With that Moon Language

Admit something:

Everyone you see, you say to them,
“Love me.”

 Of course you do not do this out loud;
Someone would call the cops.

Still though, think about this,
This great pull in us
To connect.

Why not become the one
Who lives with a full moon in each eye
That is always saying,

With that sweet moon

What every other eye in this world
Is dying to


Thursday, April 10, 2014

Stumped Magician --- Day 3/89

Walk: No
Distance: A few blocks

Can't get it out today.

Wednesday, April 9, 2014

Caper Donation --- Day 3/88

Walk: Mindful Body, Town School Clothes Closet
Distance: 1.5 miles and teach yoga class

On the way to Town School Clothes Closet.  New person, please enjoy...

Tuesday, April 8, 2014

Viva Impressionism --- Day 3/87

Walk: Legion of Honor, Mindful Body
Distance: 1.5 miles and teach yoga class

Just when you think you know 'all about' Impressionism, you sit down and view a 12-hour Great Courses set of videos on it.  Finally, finally Ciwt is beginning to grasp the art strides that were taken in that complex, inventive, agitated, courageous, art window that opened in France from roughly 1860 to 1900.

But, even though Ciwt was just finished with this great Great Course on Impressionism, she had already reverted to the 'been there, done that, probably won't bother with another Impressionism show' mindset when she arrived at today's lecture at the Legion of Honor. Luckily arrived! It was given by the Museum Director, who has expertise in Renoir among other artists, and introduced the current Intimate Impressionism show at the Legion.  And, oh my, what treasures are here - in their small ways (because the paintings are all small ones, painted often for fellow artist friends) encapsulating the entire history of the Impressionism movement.

Certainly Ciwt will return to the show.  Meanwhile, a few fresh paintings that caught her heart today were of intense flower beds by Van Gogh and two dogs on the street by Bonnard.
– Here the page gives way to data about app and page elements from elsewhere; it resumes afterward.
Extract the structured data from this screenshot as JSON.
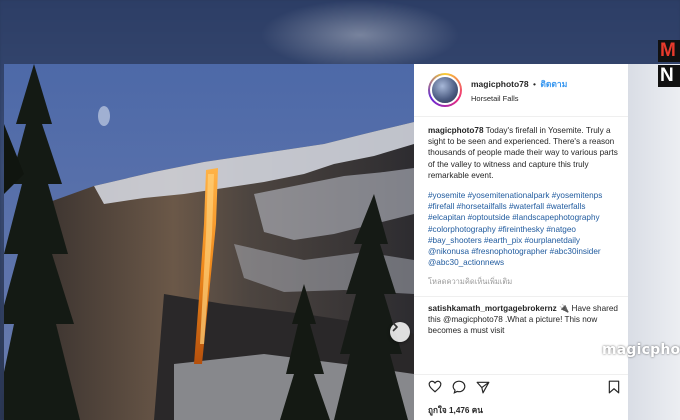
{
  "channel": {
    "logo_top": "M",
    "logo_bottom": "N"
  },
  "post": {
    "username": "magicphoto78",
    "dot": "•",
    "follow_label": "ติดตาม",
    "location": "Horsetail Falls",
    "caption_user": "magicphoto78",
    "caption_text": "Today's firefall in Yosemite. Truly a sight to be seen and experienced. There's a reason thousands of people made their way to various parts of the valley to witness and capture this truly remarkable event.",
    "hashtags": "#yosemite #yosemitenationalpark #yosemitenps #firefall #horsetailfalls #waterfall #waterfalls #elcapitan #optoutside #landscapephotography #colorphotography #fireinthesky #natgeo #bay_shooters #earth_pix #ourplanetdaily @nikonusa #fresnophotographer #abc30insider @abc30_actionnews",
    "translate_label": "โหลดความคิดเห็นเพิ่มเติม",
    "comment_user": "satishkamath_mortgagebrokernz",
    "comment_emoji": "🔌",
    "comment_text": "Have shared this @magicphoto78 .What a picture! This now becomes a must visit",
    "likes": "ถูกใจ 1,476 คน"
  },
  "icons": {
    "like": "heart-icon",
    "comment": "comment-icon",
    "share": "share-icon",
    "save": "bookmark-icon",
    "next": "chevron-right-icon"
  },
  "watermark": "magicphoto",
  "colors": {
    "link_blue": "#3897f0",
    "hashtag_blue": "#1f5a9e",
    "text": "#262626",
    "firefall_orange": "#f08a1c"
  }
}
It is difficult to understand from our perspective that the loveliness and charm both - really all - these paintings display were the last thing the artists intended.  They were intent on authentic engagement in modern life, capturing lived experience on canvas.

Vincent Van Gogh, Flower Beds in Holland, ca 1883, oil on canvas on wood

Pierre Bonnard, Two Dogs in a Deserted Street, ca 1894, oil on wood

Monday, April 7, 2014

MFK Fisher and the Spring Closet Caper --- Day 3/86

Walk: Mindful Body, Trader Joe's
Distance: 2 miles and teach yoga class

So now the clothes letting go number is @55.  If you've been following Ciwt's Spring Closet Caper you know this is 10 less than yesterday. The letting go of clothes/possessions is complex/not easy as we all know.  As a yoga teacher I'm often in the proximity of Buddhist thinking since the spread of Buddhism was concurrent and often intertwined with the spread of yoga from India farther East. And at the heart of Buddhism is the notion of non-attachment.  A notion that winks at me during these closet caper times and tries to entice me to act from a place of 'purity', a place of 'letting go,' a place of 'non-attachment.'

But then it occurs to Ciwt that non-attachment is not really what calls to her. She likes some semblance of order, dislikes jammed, crammed closets and the stale energy that attends them, is attracted to the intuitive energy of having 'just the right feeling' things around her.  She also likes this M.F.K. Fisher quote she found.

M.F.K. Fisher
“...for me there is too little of life to spend most of it forcing myself into detachment from it.”
― M.F.K. FisherThe Art of Eating: 50th Anniversary Edition